Bentley remarked on other issues regarding Running Start, saying some aspects are “positive” while others are “challenges.”
“Having kids have access to college credit is a very positive thing. And there is certainly a financial benefit (for the students and their parents).”
“One challenging piece is students have to leave campus. We have outstanding programs here — it’s a difficult trade-off,” Bentley said.
Bentley said the students also miss out on good times. “The price they pay is they remove themselves from campus and campus activities that students enjoy tremendously.”
Bentley noted the school now offers Advanced Placement courses that “are extremely rigorous, matching or exceeding standards at a community college.”
“If I were able to influence the state, they would authorize us to give college credit,” Bentley said. He admitted that’s not likely to happen.
Lewis echoed some of Bentley’s comments, saying “When you go to college, it’s a college experience. We tend to have a little more adult interaction to make sure they’re staying on track.”
He said student response to the newfound freedom is “a mixed bag. We have students go for a semester, then come back. It wasn’t what they expected. Others thrive,” he said. “Like when they graduate from high school.”
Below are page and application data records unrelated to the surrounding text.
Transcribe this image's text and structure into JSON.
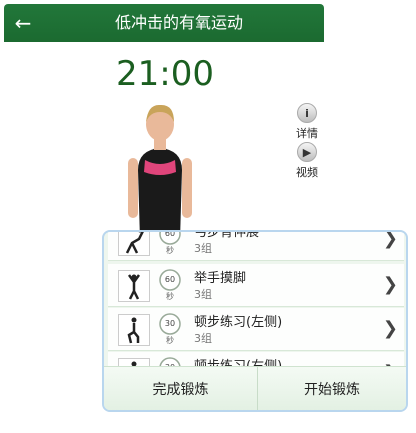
{
  "header": {
    "title": "低冲击的有氧运动",
    "back_icon": "arrow-left-icon"
  },
  "timer": "21:00",
  "side": {
    "details_label": "详情",
    "video_label": "视频"
  },
  "exercises": [
    {
      "name": "弓步背伸展",
      "duration": "60",
      "unit": "秒",
      "sets": "3组"
    },
    {
      "name": "举手摸脚",
      "duration": "60",
      "unit": "秒",
      "sets": "3组"
    },
    {
      "name": "顿步练习(左侧)",
      "duration": "30",
      "unit": "秒",
      "sets": "3组"
    },
    {
      "name": "顿步练习(右侧)",
      "duration": "30",
      "unit": "秒",
      "sets": ""
    }
  ],
  "actions": {
    "finish_label": "完成锻炼",
    "start_label": "开始锻炼"
  },
  "colors": {
    "header": "#1b6a30",
    "timer": "#1b5e20",
    "panel_border": "#b9d6ee"
  }
}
Sequim district officials work with Peninsula College to ensure the high school students are meeting through their college courses the educational standards established for graduation from high school. “They still have to meet our requirements,” Lewis said.
The majority of the youths succeed, Lewis said. In the end, some 10-15 Sequim High students a year end up receiving both a high school diploma and an associate’s degree.
Chantelle Holgerson, a junior at Sequim High, is an enthusiastic proponent of Running Start. She’s now taking two classes at Peninsula College but hopes soon to be a full-time student there.
“My reasoning was I thought it would be great to get my AA. They pay for most of it — we only pay for books. That will save my parents money,” she said. “Once I transfer to a four-year college I will have to pay.”
Holgerson said the experience may not be right for everyone but she really has enjoyed it. “It’s great if you’re not so into the high school environment. They don’t baby you. They treat us like adults. If they give you an assignment, they assume you’re going to do it.”
She recognizes there are some in the Sequim school system who don’t share her enthusiasm. When she registered for Running Start, “there were some teachers who were totally against it. But some were for it.”
Running Start also provides a good deal more flexibility in schooling. Sequim High senior Ryan Tucker attends Peninsula College through the Running Start program via online classes from Keystone, Colo. He’s spending the winter there working on his snowboarding skills. But that’s just the latest of his travels. As a member of the new Portland Uprising professional paintball team, he will be on the road much of the year.
“The Running Start program has worked great for me and I am in full support of it. Always being busy and traveling didn’t work well with high school, but with a more mature college-based style, Running Start did the trick.
“I’m currently taking two classes in order to focus on snowboarding as well. One is a philosophy class on ethics and the other is a study of American government.
“I love having the option of Running Start. It provides students with a free way to earn college credit and learn at a college level.”
Tucker will receive his AA degree and high school diploma this spring.